10.11.2007

plastic pastors

i read a blog post today over at spitbox called "blog honesty". this guy is talking about how he reads a lot of christian bloggers, specifically pastors, and that they appear perfect because they never struggle with anything. i can see his point. i know that i struggle with being fake myself as a pastor. the problem is, people only want authenticity when it agrees with them. i don't know about the people over at caffeinated faith.com but i've had several conversations this week where i felt inauthentic.

i listened to a woman tell me that the music in our sunday morning church gatherings is too loud and that she doesn't want to have to leave the church, but that all her friends are mad and they might have to leave if the music doesn't get quieter.

that's garbage. she doesn't have to do anything. she and her friends can choose to leave the church because the volume of the music is more important than the relationships, teaching and other things the church has to offer. that's fine. just don't tell me you have to leave. that's a copout. (my language there was edited by me for public consumption. after all, i am a pastor)

but what did i actually say? "that's tough. i don't want to downplay the seriousness of your concern, but it's a very complicated issue where live instruments blah blah blah. and we'll never make everybody happy so we've chosen to focus on blah blah blah."

of course she didn't hear a word i said. she simply reinstated her plea as she left to be picked up by her husband who wouldn't even speak to me (being one of the main people who is offended by the loud music)

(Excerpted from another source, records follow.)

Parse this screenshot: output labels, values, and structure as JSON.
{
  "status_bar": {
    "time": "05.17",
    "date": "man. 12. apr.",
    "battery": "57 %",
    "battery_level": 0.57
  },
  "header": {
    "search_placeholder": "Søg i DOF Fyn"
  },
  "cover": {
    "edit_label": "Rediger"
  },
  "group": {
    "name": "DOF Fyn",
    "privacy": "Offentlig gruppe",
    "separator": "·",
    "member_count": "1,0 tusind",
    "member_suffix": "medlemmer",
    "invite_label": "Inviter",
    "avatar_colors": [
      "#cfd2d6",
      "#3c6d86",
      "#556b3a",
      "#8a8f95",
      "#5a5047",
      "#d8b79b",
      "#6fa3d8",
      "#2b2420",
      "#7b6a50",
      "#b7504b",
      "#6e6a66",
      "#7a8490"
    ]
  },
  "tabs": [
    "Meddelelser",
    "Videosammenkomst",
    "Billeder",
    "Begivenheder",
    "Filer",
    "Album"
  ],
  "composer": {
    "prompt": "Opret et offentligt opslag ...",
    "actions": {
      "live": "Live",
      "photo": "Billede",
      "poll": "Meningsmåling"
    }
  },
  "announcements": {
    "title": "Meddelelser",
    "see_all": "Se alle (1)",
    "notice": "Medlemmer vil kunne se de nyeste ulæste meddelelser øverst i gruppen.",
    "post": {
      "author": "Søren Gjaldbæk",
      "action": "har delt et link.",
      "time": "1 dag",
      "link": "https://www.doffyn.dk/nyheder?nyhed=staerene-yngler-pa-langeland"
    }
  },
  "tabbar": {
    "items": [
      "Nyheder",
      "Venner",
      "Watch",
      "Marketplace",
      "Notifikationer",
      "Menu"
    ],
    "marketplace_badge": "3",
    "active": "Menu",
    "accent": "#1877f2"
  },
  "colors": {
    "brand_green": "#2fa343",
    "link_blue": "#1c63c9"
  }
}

and then earlier this week a fella i know from around town who's a part of our church casually came into the office to reserve a space for a baby shower for he and his girlfriend's upcoming baby. I congratulated him excitedly because that's exactly what i was supposed to do.

what i really wanted to say was, " are you crazy? you weren't even sure how into this woman you were last time we talked. are you even gonna be around to raise this baby? she's already got another son you're gonna have to raise and, no offense, but i'm not sure you've thought this through." and of course they hadn't thought it through, it was an accident.

by the way, this isn't to say that i appreciate authenticity that i disagree with any more than the next person. i'm just acknowledging that this whole "emerging" or "emergent" or whatever-the-hell-you-wanna-call-it movement is extremely concerned with authenticity and yet, in my personal, totally fallible estimation, has neglected to count the cost of such open honesty. that's not to say that we shouldn't go there, let's just try not to romanticize it so much. i mean, what's romantic about a more complicated life, lots of hard conversations and a lot of hurt feelings that will, hopefully, with the holy spirit's involvement, lead to some growth in the long term?

5 comments:

T said...

You are exactly right in that there are times for "authenticity" (did I even spell it right?) and times for more of a tactful approach - especially in dealing with the examples you gave. I was thinking, and maybe should've written it a bit better, of those bloggers out there that every time you hit their site it's, "Our church is doing amazing - praise God...." or "My life is wonderful..." or...whatever. Those people who seem to ALWAYS have good news to share. At some point I just ask, "Is this guy for real? Nobody can have a day like that EVERYDAY!". I mean, seriously it seems like some pastors NEVER have a bad hair day or anything wrong. Which I know is not true since my dad, a pastor, never has a GOOD hair day. :)

Just wanted to share that with you!
God Bless!
T

Ryan Townsend said...

this is your best blog ever! to quote one of my favorite theologians
"i must be an acrobat to
act like this and talk like that
and you can dream
so dream out loud
and don't let the
bastards grind you down"

Ryan Townsend said...

p.s.--
by which I mean that I appreciate your honesty and authenticity. i think authenticity is a buzz word that people throw around in order to be (using another trendy word) relevant. however, like just about every biblical principle, authenticity requires timing, restraint and consideration for others...in short, the golden rule.

justin said...

thanks for the comments. t, i see where you're coming from and definitely agree. there is a difference between tact and bull$h!t. when there hasn't been a hiccup in the last 3 years, it seems like we might be into some serious image-manufacturing.

justin said...

ryan, if you like this post so much, why don't you marry it? oh, because you're already married? well then i guess you and this post will just have to live life, always wondering if there could've been something special between you. personally i think you're a lot better off with bekah and i hope you deal appropriately with your feelings toward this post.

and thanks for the comment and the kind words.